YOUR INSTRUCTIONS: Although the entries hold pictures, only their words are printed back, exactly as given.

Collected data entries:
□ □ □ □ □
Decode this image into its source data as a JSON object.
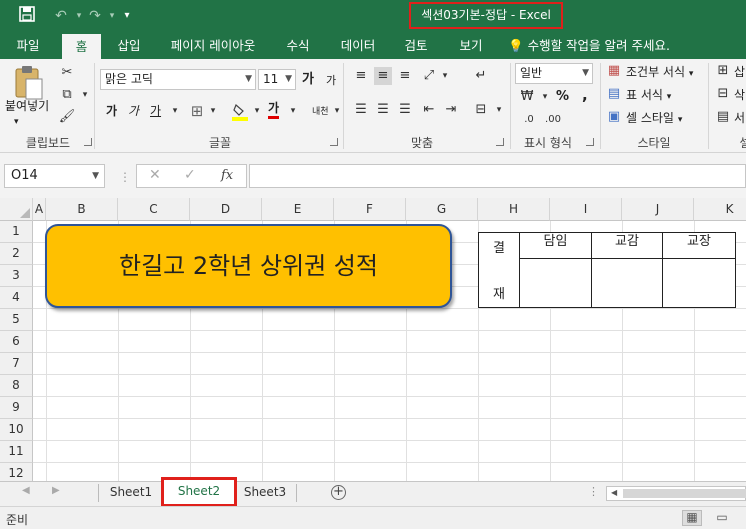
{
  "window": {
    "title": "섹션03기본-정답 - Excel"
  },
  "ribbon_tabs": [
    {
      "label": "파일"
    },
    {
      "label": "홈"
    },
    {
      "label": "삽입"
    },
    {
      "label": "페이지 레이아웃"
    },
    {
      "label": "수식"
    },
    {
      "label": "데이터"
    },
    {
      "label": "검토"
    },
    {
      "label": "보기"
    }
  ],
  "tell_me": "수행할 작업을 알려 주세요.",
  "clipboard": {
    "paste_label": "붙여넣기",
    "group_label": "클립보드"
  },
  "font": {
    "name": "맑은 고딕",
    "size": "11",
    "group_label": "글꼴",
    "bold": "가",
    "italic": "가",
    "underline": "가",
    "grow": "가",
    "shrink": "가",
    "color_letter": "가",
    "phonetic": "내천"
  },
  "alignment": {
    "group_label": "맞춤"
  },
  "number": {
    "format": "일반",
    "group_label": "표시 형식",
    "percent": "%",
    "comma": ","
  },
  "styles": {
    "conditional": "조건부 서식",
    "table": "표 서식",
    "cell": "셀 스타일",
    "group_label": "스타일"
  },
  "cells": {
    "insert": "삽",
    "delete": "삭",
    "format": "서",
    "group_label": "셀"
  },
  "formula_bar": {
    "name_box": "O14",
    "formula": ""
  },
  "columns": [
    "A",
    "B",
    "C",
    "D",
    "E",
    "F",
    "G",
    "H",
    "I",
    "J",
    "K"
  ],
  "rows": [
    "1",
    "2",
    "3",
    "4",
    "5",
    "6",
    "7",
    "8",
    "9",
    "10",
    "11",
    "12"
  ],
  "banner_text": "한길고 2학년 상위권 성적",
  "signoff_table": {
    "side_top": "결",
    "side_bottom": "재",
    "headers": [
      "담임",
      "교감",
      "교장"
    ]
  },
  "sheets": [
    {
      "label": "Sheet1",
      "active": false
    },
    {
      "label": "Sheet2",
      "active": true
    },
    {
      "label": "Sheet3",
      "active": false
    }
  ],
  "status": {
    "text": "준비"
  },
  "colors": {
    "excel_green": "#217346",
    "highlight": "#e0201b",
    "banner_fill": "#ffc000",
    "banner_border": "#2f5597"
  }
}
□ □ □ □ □
EXERCISE SOLUTION:
Decode this image into its source data as a JSON object.
{
  "window": {
    "title": "섹션03기본-정답 - Excel"
  },
  "ribbon_tabs": [
    {
      "label": "파일"
    },
    {
      "label": "홈"
    },
    {
      "label": "삽입"
    },
    {
      "label": "페이지 레이아웃"
    },
    {
      "label": "수식"
    },
    {
      "label": "데이터"
    },
    {
      "label": "검토"
    },
    {
      "label": "보기"
    }
  ],
  "tell_me": "수행할 작업을 알려 주세요.",
  "clipboard": {
    "paste_label": "붙여넣기",
    "group_label": "클립보드"
  },
  "font": {
    "name": "맑은 고딕",
    "size": "11",
    "group_label": "글꼴",
    "bold": "가",
    "italic": "가",
    "underline": "가",
    "grow": "가",
    "shrink": "가",
    "color_letter": "가",
    "phonetic": "내천"
  },
  "alignment": {
    "group_label": "맞춤"
  },
  "number": {
    "format": "일반",
    "group_label": "표시 형식",
    "percent": "%",
    "comma": ","
  },
  "styles": {
    "conditional": "조건부 서식",
    "table": "표 서식",
    "cell": "셀 스타일",
    "group_label": "스타일"
  },
  "cells": {
    "insert": "삽",
    "delete": "삭",
    "format": "서",
    "group_label": "셀"
  },
  "formula_bar": {
    "name_box": "O14",
    "formula": ""
  },
  "columns": [
    "A",
    "B",
    "C",
    "D",
    "E",
    "F",
    "G",
    "H",
    "I",
    "J",
    "K"
  ],
  "rows": [
    "1",
    "2",
    "3",
    "4",
    "5",
    "6",
    "7",
    "8",
    "9",
    "10",
    "11",
    "12"
  ],
  "banner_text": "한길고 2학년 상위권 성적",
  "signoff_table": {
    "side_top": "결",
    "side_bottom": "재",
    "headers": [
      "담임",
      "교감",
      "교장"
    ]
  },
  "sheets": [
    {
      "label": "Sheet1",
      "active": false
    },
    {
      "label": "Sheet2",
      "active": true
    },
    {
      "label": "Sheet3",
      "active": false
    }
  ],
  "status": {
    "text": "준비"
  },
  "colors": {
    "excel_green": "#217346",
    "highlight": "#e0201b",
    "banner_fill": "#ffc000",
    "banner_border": "#2f5597"
  }
}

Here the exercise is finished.